Diggin' For Dinosaurs - Dinosaur Valley & Clayton Lake
Recently, some palaeontologists have questioned this dramatic scenario, saying there's little evidence the animals changed speed or direction as they would during a pursuit. Many also point out that there's no way of knowing if the theropod tracks were made at the same time as the sauropods', or hours or even days later.
The pursuit legend, however, lives on. Near the entrance to the park stand more reminders: life-size fiberglass models of the sauropod Apatosaurus and a Tyrannosaurus rex, cast for the 1964 World's Fair in New York and meant to represent the participants in the deadly battle. It was an odd trade for the valuable trackways that had been sent to New York: Apatosaurus and T. rex actually lived millions of years after the Pleurocoelus and Acrocanthosaurus of Glen Rose.
The Paluxy tracks have inspired even more controversy than this. Creationists have long suggested that human footprints exist alongside or even within the dinosaur tracks of Glen Rose. But palaeontologists have confirmed that any mysterious tracks at Glen Rose were all made by dinosaurs. The man-tracks on a ledge above the main trackway site within the park, for instance, were made by dinosaurs walking oddly, placing a part of their foot down that they wouldn't usually. Scientists view this as a challenge not to the reality of the Glen Rose dinosaur tracks but to themselves to learn why dinosaurs left behind the marks they did.

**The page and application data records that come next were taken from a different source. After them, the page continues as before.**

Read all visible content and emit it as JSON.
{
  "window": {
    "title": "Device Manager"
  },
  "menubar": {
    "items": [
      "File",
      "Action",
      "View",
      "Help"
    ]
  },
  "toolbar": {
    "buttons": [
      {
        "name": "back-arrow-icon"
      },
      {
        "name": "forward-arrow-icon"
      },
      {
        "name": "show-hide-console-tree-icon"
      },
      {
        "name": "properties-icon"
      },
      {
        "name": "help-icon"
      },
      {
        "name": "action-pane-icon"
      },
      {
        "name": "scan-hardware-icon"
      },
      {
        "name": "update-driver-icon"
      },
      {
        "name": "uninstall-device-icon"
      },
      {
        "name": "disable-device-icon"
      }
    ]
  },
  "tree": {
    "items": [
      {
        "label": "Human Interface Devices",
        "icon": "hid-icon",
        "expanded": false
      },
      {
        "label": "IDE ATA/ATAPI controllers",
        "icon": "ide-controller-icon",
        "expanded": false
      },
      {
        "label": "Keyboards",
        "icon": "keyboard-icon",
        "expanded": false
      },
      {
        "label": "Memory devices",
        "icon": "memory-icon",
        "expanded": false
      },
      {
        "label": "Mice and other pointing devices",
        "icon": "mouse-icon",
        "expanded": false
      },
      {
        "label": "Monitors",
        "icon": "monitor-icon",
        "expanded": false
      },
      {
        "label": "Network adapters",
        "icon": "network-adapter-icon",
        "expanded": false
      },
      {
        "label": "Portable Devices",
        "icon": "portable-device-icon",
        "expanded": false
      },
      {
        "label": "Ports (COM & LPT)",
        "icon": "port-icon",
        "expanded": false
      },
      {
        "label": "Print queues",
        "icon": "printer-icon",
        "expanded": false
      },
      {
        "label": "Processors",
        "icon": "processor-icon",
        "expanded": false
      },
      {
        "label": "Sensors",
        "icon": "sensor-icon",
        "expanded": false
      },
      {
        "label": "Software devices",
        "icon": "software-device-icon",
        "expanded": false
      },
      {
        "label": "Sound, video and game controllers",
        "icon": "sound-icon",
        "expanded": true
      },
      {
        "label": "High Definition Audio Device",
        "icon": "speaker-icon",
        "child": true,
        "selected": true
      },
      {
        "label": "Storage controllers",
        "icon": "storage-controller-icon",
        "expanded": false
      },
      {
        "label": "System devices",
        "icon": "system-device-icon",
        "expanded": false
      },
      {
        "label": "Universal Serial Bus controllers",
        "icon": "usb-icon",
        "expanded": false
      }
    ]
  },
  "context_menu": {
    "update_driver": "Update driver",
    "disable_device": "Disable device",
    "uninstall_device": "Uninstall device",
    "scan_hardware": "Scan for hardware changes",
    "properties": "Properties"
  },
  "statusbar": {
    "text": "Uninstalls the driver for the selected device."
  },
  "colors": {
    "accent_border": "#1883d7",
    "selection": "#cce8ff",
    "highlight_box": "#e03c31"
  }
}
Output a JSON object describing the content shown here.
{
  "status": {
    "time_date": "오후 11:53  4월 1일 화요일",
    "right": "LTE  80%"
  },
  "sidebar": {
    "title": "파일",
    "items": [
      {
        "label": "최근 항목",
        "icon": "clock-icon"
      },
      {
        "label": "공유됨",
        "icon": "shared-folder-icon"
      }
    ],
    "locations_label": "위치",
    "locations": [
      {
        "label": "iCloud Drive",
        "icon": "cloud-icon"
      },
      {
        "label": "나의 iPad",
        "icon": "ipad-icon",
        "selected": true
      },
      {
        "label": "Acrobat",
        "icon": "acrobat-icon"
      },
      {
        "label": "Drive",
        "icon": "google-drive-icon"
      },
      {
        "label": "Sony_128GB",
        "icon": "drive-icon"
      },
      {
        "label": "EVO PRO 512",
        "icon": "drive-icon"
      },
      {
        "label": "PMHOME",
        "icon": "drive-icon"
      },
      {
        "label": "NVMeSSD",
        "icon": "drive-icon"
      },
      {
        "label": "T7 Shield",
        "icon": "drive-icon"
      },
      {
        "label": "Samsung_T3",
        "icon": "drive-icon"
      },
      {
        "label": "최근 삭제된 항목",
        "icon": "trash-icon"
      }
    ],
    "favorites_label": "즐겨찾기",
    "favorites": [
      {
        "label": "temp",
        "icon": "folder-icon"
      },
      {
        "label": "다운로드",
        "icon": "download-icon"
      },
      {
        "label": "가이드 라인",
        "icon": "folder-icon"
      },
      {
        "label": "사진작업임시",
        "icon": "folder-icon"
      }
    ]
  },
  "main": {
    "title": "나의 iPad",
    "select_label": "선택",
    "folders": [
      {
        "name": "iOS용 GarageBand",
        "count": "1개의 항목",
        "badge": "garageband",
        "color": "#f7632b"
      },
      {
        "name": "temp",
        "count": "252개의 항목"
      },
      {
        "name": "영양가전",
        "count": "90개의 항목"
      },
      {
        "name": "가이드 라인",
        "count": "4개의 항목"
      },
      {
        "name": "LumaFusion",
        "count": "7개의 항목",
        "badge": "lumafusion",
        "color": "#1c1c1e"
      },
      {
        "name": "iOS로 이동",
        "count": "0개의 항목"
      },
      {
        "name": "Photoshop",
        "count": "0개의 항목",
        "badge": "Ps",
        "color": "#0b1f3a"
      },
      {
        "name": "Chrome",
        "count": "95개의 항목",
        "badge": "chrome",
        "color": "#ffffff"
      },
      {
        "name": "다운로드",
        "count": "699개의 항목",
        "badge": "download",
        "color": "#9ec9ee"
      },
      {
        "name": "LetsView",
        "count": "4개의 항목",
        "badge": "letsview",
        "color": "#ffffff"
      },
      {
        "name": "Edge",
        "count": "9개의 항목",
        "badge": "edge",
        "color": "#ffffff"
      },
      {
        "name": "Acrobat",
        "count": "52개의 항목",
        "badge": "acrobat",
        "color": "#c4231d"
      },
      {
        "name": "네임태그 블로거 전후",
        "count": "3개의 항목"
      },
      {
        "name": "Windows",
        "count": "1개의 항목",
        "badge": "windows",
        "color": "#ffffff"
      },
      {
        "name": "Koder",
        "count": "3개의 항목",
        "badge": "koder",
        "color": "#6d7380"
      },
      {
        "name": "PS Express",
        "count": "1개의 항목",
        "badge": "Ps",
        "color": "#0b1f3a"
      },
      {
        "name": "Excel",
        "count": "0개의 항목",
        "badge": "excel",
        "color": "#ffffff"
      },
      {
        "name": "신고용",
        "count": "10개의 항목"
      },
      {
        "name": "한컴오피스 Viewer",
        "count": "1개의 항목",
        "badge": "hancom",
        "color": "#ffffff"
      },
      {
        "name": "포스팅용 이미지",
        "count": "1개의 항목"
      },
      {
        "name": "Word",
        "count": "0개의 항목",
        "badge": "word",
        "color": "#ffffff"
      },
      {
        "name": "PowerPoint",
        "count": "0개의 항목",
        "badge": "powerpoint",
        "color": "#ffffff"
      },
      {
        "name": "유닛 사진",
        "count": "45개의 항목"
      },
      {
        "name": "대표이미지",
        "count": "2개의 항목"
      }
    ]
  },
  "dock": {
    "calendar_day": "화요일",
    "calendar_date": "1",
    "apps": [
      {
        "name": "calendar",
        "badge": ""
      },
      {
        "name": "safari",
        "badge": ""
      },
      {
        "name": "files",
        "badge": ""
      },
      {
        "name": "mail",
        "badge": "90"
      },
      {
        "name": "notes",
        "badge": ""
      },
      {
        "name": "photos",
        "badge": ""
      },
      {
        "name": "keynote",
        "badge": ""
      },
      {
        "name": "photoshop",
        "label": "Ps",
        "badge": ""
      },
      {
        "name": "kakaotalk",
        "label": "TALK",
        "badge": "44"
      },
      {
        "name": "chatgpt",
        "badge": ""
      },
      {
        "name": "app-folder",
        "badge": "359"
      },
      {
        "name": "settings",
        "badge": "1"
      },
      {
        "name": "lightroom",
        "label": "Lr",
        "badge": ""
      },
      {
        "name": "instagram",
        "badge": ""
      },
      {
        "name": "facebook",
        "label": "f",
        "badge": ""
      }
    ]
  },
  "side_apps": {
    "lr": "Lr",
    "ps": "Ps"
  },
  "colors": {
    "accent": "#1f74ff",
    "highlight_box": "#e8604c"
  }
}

Clayton Lake State Park, New Mexico
The landscape around Clayton, New Mexico, has long offered respite for travelers. Early settlers stopped at watering holes here as they journeyed along a cutoff of the Santa Fe Trail. And the same was true millions of years ago, when dinosaurs rumbled by. They left their marks within what is now Clayton Lake State Park, where visitors can see one of the most significant dinosaur trackways in the country.
It's not surprising that the place is so packed with fossil history. The Clayton Lake area contains Dakota Sandstone, a rock formation that harbors many traces of dinosaurs. Around 100 million years ago, Dakota Sandstone was laid down along the western edge of the shallow sea that covered central North America. The muddy shoreline was the ideal place for many kinds of dinosaurs. Dinosaur footprints in Dakota Sandstone stretch from northern New Mexico to Colorado. Dinosaur Ridge west of Denver, for example, showcases prints in the Dakota similar to those seen here.
Unlike Dinosaur Valley State Park in Texas, the tracks at Clayton Lake are always exposed. Rather than rooting around in a river for footprints, visitors take a wooden walkway right up to more than 500 separate dinosaur tracks. In the morning or early evening, the low-angle sunlight strikes the tracks and brings out their details. Some of the tracks are in danger of disappearing as the sandstone flakes away in wind and rain. Others come into higher definition as the surface slowly erodes. Still making discoveries at Clayton Lake, palaeontologists examine the tracks to learn more about how dinosaurs lived.